Cox Communications has announced a plan to raise prices this coming April 1st according to a business brief in this morning’s Advertiser. As far as I can tell from the brief article it means between a 3 and 10% jump for most subscribers depending upon services taken.
Most video subscribers will see a bump of between 2-3 dollars according to the article. The basic cable package (channels 2-20 in analog) which has had channels and services removed recently, will not experience the same increase. Internet subscribers will also be hit with an increase in the 3 dollar range. That makes for around a 6 dollar jump for those folks who buy both services from the cable company.
Cox claims this is the first price increase in 19 months and claims it is made necessary by channel costs. That makes surface sense of a kind but isn’t easy to reconcile with the fact that the number of bandwidth-eating HD programming channels included in the new packages is slated to increase. —Channel costs increase independent of pricing if you provide more channels and use more of your resources in doing so.
There is some unexplained confusion between the information presented in the article and what is offered on Cox’s website. For instance, the basic tier is described as being channels 2-20 but the Cox website for acadiana describes that level of service as covering channels 2-23 plus access to 3 more digital channels if you pay an extra hardware fee. Are 3 more analog channels being silently eliminated, effectively but invisibly raising the package price? It sure looks that way.
Subscribers to internet services will get a bump with their price increase, though the Advertiser’s write-up is also confusingly written on this topic (though it may simply be following a misleading press release). Consider:
Cox is also boosting the speed of four tiers of its Internet service, allowing customers to connect and upload content more than twice as fast in some cases. Cox’s Value tier, it’s second least expensive at $26.95 per month, will now offer 1.5 megs per second, a 486 percent increase in speed, for $3 more per month,
There are only 4 speed tiers and the “value” tier (about which some detail is given in the Advertiser) is now $26.95 with download speeds of 1.5 mbps and 256 kbps upload. I don’t see how “now” offering “1.5 megs” can mean a 486% increase in either the upload or download numbers. My guess is that the upload speed, which at 256 mbps is pretty pitiful, is being raised substantially. But that is only a guess. If that is all that changes most subscribers won’t feel that is worth a 10% bump.

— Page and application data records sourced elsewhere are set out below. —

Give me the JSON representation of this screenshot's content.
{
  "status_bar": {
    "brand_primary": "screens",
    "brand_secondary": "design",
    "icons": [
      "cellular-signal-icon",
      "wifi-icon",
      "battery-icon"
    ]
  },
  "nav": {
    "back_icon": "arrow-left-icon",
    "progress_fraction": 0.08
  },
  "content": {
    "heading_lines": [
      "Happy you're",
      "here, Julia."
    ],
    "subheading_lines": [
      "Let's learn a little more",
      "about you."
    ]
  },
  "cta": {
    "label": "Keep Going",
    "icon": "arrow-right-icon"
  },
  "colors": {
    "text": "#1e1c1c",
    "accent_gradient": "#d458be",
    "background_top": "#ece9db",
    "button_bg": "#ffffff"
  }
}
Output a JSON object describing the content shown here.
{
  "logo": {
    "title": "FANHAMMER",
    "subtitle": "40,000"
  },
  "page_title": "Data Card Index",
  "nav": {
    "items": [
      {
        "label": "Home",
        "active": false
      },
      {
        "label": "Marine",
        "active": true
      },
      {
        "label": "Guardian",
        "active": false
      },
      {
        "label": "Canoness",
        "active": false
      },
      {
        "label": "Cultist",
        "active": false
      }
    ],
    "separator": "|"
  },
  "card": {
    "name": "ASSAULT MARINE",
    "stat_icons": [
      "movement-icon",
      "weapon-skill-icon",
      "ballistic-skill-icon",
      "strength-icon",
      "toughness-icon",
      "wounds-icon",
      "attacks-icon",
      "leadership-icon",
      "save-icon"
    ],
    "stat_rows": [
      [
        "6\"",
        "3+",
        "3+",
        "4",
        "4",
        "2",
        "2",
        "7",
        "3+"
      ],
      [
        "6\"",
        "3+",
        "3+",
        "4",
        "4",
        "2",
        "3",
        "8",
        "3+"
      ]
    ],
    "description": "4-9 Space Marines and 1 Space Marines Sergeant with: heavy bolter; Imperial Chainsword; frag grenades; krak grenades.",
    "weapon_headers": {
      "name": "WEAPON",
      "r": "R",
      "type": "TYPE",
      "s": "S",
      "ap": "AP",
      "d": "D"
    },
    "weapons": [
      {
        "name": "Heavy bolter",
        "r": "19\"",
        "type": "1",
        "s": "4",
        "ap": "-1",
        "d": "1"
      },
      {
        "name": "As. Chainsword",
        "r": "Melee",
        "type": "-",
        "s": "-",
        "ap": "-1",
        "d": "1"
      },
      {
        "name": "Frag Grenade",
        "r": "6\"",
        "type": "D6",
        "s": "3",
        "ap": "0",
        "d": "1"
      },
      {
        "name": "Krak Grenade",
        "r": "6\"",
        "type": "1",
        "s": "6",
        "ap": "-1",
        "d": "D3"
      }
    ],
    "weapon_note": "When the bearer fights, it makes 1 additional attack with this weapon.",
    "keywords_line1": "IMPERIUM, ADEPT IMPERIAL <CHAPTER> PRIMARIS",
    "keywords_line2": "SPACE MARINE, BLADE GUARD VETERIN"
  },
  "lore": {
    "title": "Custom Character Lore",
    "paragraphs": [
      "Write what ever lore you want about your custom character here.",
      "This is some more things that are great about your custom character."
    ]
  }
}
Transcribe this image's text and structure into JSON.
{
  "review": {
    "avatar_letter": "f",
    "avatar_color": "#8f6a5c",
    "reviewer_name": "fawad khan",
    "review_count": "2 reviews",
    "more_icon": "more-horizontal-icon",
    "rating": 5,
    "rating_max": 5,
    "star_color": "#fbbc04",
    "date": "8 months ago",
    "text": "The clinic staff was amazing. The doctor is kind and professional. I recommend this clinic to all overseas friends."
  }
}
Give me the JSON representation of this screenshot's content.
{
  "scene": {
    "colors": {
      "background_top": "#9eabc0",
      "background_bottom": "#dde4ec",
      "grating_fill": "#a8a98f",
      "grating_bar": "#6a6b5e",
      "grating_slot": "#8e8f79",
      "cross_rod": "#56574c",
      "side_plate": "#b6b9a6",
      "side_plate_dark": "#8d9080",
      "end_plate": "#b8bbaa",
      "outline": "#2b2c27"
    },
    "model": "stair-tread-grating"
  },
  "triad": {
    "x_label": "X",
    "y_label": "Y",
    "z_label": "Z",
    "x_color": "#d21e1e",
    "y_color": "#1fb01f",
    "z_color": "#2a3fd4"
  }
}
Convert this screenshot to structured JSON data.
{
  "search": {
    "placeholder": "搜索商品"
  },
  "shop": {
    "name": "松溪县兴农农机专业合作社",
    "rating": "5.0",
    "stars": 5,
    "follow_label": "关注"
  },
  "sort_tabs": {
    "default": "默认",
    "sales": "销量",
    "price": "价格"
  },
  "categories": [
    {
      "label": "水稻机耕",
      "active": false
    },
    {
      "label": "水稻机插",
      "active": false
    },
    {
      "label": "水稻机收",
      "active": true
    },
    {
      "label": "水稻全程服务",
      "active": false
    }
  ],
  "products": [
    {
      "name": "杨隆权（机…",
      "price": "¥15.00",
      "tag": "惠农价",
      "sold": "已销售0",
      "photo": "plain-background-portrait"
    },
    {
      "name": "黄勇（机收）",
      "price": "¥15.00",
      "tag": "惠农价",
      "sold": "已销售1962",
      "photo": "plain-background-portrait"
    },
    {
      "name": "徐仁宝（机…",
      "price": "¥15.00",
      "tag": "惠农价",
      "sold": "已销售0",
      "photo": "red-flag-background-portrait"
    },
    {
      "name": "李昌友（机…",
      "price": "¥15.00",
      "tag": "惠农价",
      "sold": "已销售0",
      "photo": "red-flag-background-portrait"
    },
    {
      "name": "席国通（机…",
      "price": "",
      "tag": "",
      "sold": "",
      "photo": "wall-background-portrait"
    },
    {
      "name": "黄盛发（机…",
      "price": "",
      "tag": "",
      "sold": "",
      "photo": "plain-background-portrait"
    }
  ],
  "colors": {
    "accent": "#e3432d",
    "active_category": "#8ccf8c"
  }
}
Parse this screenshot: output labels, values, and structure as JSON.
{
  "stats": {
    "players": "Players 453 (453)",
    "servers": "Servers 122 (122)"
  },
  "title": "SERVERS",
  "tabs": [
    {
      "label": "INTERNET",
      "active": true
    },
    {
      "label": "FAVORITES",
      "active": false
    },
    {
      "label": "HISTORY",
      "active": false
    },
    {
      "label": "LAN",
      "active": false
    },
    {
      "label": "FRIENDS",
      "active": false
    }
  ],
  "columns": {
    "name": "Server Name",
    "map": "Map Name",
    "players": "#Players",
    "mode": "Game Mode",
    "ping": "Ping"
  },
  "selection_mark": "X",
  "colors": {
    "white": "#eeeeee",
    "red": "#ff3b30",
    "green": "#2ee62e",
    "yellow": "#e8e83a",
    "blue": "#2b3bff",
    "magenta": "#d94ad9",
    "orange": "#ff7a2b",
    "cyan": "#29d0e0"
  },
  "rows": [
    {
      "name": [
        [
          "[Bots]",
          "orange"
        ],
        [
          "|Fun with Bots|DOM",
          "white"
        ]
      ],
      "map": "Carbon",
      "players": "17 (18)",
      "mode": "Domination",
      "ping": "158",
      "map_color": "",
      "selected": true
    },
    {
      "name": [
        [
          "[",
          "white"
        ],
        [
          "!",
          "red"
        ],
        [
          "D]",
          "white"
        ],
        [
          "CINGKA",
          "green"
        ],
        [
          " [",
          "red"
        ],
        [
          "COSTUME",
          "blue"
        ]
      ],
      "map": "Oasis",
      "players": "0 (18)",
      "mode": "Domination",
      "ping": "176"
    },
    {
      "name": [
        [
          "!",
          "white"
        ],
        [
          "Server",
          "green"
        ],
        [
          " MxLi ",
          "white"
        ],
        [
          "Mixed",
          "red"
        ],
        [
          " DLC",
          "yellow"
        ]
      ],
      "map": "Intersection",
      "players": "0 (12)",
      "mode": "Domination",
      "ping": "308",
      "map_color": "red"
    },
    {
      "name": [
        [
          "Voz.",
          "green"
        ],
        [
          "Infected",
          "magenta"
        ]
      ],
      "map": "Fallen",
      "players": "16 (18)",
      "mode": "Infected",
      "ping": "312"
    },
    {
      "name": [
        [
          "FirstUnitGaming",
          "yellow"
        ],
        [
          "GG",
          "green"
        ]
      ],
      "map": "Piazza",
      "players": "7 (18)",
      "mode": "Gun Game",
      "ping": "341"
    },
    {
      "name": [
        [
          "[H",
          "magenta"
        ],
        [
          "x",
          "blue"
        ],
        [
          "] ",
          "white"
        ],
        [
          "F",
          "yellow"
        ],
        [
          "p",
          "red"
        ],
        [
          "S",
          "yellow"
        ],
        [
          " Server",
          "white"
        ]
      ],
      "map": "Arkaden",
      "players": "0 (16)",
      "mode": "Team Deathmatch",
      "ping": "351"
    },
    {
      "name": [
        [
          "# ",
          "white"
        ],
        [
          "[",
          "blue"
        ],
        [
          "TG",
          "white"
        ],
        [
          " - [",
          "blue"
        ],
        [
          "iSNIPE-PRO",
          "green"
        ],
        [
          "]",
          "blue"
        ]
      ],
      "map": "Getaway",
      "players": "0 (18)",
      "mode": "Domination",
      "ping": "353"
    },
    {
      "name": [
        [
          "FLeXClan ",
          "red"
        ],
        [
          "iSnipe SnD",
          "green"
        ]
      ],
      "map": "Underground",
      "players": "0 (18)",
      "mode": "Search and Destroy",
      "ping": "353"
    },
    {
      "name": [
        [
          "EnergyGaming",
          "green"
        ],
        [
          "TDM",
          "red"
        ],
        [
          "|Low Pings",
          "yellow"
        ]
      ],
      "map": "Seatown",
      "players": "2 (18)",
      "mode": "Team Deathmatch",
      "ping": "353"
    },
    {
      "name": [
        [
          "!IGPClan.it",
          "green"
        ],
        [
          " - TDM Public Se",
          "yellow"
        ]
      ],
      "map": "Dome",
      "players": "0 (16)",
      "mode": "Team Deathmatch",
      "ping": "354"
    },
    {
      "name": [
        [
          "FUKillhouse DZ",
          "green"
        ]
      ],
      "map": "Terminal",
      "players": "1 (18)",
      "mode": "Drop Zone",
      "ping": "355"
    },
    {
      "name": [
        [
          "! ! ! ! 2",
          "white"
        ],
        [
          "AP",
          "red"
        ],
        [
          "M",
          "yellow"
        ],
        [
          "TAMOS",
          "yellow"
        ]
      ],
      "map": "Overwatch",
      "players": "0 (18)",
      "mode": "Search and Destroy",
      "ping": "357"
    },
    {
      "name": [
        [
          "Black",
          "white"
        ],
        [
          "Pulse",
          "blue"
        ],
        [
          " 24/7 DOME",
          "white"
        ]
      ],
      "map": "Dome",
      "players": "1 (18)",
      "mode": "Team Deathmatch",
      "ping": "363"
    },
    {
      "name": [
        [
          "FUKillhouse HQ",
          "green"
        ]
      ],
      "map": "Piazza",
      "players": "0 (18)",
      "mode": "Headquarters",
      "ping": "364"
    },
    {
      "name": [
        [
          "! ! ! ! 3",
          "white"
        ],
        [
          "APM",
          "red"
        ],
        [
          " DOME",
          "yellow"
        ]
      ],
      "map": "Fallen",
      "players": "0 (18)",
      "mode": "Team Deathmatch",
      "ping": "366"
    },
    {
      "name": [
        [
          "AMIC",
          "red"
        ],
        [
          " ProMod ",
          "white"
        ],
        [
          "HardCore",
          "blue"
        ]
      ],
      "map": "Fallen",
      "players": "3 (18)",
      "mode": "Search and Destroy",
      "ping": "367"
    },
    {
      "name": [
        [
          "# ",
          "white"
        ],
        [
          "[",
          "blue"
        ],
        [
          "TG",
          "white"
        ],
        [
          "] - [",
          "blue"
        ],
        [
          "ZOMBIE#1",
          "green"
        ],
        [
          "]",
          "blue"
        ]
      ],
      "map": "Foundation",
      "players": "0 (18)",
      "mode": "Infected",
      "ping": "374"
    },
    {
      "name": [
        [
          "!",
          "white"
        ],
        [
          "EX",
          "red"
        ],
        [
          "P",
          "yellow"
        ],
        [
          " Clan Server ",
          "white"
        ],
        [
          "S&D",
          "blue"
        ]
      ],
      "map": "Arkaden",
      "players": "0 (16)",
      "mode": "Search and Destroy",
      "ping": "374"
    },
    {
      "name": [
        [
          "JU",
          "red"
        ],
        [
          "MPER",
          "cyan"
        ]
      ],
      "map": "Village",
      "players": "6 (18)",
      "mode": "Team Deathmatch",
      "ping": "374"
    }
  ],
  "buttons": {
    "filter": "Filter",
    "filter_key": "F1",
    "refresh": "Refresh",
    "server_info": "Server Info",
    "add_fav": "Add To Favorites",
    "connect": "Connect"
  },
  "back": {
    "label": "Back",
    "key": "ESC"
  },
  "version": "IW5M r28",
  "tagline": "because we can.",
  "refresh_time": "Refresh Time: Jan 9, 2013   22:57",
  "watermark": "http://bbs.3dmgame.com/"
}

A new expansion is pointed to that might actually be worthwhile:
HD Free Zone OnDemand will go up, allowing subscribers to watch popular basic cable programs whenever they want.
If “basic cable” refers to the basic cable tier, as its context in this article might indicate, then that would be real news as it would indicate that local stations and AOC were going to archive their news and other locally produced shows and allow Cox to rebroadcast them on demand. That would be a great thing for Acadiana and worth applauding Cox for showing some real vision. However, if “basic cable programs” just refers to “regular, widely available on lower video tiers cable shows” then this isn’t very interesting and is just a continuation of what is happening without any special price rise. I have to suspect the latter but can wish for the former…..
In any case, this price bump will surely make it easier for LUS to keep its promises to offer a lower-priced alternative to Cox and AT&T. Prices for Cox are, in the end, driven by national factors and intra-company competition which don’t take into account local competition like LUS. The only way to compete on price with LUS will be to make the local Baton Rouge-Acadiana network the corporation’s least profitable division. Nobody, least of all local Cox officials, will want to let that happen.